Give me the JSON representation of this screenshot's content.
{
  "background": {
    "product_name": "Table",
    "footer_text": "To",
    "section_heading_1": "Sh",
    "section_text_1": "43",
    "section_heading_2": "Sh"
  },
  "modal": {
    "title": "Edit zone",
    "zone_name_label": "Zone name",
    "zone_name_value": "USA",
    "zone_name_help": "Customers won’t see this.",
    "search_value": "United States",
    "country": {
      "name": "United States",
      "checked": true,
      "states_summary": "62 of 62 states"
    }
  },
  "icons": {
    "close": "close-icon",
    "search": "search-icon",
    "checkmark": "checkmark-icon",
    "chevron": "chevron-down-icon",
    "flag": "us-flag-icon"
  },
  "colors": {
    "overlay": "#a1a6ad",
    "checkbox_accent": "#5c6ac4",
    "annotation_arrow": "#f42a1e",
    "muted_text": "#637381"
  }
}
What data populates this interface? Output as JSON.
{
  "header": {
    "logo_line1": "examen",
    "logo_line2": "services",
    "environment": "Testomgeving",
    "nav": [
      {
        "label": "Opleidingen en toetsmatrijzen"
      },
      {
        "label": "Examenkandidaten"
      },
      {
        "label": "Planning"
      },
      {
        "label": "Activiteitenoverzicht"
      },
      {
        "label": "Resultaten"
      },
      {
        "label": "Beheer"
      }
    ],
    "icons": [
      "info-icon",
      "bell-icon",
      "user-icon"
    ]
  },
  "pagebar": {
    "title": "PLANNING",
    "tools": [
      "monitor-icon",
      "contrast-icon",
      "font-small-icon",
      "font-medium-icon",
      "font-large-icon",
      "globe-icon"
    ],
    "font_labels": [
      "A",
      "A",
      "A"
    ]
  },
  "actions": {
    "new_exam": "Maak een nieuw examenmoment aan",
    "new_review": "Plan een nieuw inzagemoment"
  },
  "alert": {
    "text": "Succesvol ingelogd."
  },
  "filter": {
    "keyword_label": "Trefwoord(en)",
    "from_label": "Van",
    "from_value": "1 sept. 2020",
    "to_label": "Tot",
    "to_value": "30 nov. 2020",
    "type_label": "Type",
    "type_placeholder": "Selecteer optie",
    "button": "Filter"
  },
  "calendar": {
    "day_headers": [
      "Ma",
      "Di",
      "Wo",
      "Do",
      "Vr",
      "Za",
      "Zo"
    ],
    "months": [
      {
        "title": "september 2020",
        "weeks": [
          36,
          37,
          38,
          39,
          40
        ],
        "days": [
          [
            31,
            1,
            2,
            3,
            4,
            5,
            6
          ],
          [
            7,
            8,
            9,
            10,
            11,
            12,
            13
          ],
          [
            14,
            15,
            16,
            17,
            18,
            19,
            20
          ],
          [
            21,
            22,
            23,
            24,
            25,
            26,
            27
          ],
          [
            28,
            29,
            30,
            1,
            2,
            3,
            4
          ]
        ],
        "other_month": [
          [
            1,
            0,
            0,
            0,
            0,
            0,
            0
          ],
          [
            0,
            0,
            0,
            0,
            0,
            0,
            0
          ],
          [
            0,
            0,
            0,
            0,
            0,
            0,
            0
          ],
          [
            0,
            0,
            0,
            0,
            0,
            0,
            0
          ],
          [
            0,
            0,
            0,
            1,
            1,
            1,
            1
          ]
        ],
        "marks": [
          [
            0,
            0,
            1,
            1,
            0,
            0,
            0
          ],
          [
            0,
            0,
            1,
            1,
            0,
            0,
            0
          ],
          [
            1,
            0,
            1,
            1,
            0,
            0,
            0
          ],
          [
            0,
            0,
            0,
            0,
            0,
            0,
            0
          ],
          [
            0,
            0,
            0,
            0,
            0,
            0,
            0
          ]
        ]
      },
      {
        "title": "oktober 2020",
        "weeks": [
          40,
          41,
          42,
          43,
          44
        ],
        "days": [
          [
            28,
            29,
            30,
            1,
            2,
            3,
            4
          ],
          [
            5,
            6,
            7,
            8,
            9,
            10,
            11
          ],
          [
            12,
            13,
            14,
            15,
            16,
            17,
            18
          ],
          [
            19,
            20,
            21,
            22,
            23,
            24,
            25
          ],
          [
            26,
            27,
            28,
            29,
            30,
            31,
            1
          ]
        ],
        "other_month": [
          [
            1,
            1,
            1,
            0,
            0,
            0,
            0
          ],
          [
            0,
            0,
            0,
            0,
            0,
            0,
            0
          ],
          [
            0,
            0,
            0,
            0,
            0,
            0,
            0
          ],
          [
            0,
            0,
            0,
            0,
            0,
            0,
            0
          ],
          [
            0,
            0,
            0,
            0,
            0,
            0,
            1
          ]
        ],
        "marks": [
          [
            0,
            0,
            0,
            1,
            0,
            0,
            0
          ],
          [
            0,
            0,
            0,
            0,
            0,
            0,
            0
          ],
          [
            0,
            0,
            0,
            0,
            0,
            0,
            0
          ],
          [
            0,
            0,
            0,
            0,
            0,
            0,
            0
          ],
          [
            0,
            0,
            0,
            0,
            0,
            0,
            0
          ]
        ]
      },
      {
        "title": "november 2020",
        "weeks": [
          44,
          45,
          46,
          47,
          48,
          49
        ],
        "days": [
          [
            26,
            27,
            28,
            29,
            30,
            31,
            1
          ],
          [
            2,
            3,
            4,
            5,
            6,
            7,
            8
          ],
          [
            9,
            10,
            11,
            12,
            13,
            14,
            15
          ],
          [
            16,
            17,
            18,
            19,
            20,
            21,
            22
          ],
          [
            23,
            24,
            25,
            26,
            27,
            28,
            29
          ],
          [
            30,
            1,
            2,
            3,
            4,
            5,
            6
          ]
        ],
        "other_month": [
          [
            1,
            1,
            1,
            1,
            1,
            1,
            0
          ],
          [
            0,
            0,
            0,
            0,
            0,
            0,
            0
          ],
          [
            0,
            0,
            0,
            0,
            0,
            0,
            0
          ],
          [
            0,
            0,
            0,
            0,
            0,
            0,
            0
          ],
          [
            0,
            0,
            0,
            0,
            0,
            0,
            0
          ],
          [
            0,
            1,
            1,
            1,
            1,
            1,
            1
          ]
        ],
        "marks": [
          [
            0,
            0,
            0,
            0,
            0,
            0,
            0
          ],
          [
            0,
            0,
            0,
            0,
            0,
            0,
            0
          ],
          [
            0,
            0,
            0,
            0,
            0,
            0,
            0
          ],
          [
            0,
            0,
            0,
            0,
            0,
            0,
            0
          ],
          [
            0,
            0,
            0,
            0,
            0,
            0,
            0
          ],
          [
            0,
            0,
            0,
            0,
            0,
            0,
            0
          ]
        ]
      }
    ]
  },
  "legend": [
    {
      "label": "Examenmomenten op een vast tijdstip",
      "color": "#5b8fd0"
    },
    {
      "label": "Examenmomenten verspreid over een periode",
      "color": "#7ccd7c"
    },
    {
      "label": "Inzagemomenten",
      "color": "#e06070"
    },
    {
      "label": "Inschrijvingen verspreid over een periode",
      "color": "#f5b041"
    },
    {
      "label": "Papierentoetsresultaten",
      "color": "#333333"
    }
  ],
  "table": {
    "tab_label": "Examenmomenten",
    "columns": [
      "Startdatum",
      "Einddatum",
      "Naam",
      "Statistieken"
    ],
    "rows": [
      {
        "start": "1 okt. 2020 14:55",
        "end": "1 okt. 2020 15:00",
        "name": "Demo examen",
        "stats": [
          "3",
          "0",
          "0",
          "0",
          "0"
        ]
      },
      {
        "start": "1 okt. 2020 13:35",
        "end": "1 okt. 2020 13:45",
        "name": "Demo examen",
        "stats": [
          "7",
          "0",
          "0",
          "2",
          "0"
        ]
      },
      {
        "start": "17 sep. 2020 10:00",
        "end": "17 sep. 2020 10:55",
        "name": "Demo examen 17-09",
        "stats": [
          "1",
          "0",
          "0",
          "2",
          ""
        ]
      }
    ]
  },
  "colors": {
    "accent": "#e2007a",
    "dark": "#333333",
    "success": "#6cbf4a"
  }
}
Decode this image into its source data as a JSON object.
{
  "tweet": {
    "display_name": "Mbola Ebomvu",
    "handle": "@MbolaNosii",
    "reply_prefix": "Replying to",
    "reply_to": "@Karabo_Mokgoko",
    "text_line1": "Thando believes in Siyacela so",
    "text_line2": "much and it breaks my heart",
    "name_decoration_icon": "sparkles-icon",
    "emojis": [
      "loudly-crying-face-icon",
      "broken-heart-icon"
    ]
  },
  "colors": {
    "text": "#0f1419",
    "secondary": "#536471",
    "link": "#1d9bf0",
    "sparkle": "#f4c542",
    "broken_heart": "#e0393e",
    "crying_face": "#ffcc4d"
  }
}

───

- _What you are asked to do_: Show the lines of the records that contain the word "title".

- _Solution for this problem_:
    "title": "Edit zone",
    "title": "PLANNING",
        "title": "september 2020",
        "title": "oktober 2020",
        "title": "november 2020",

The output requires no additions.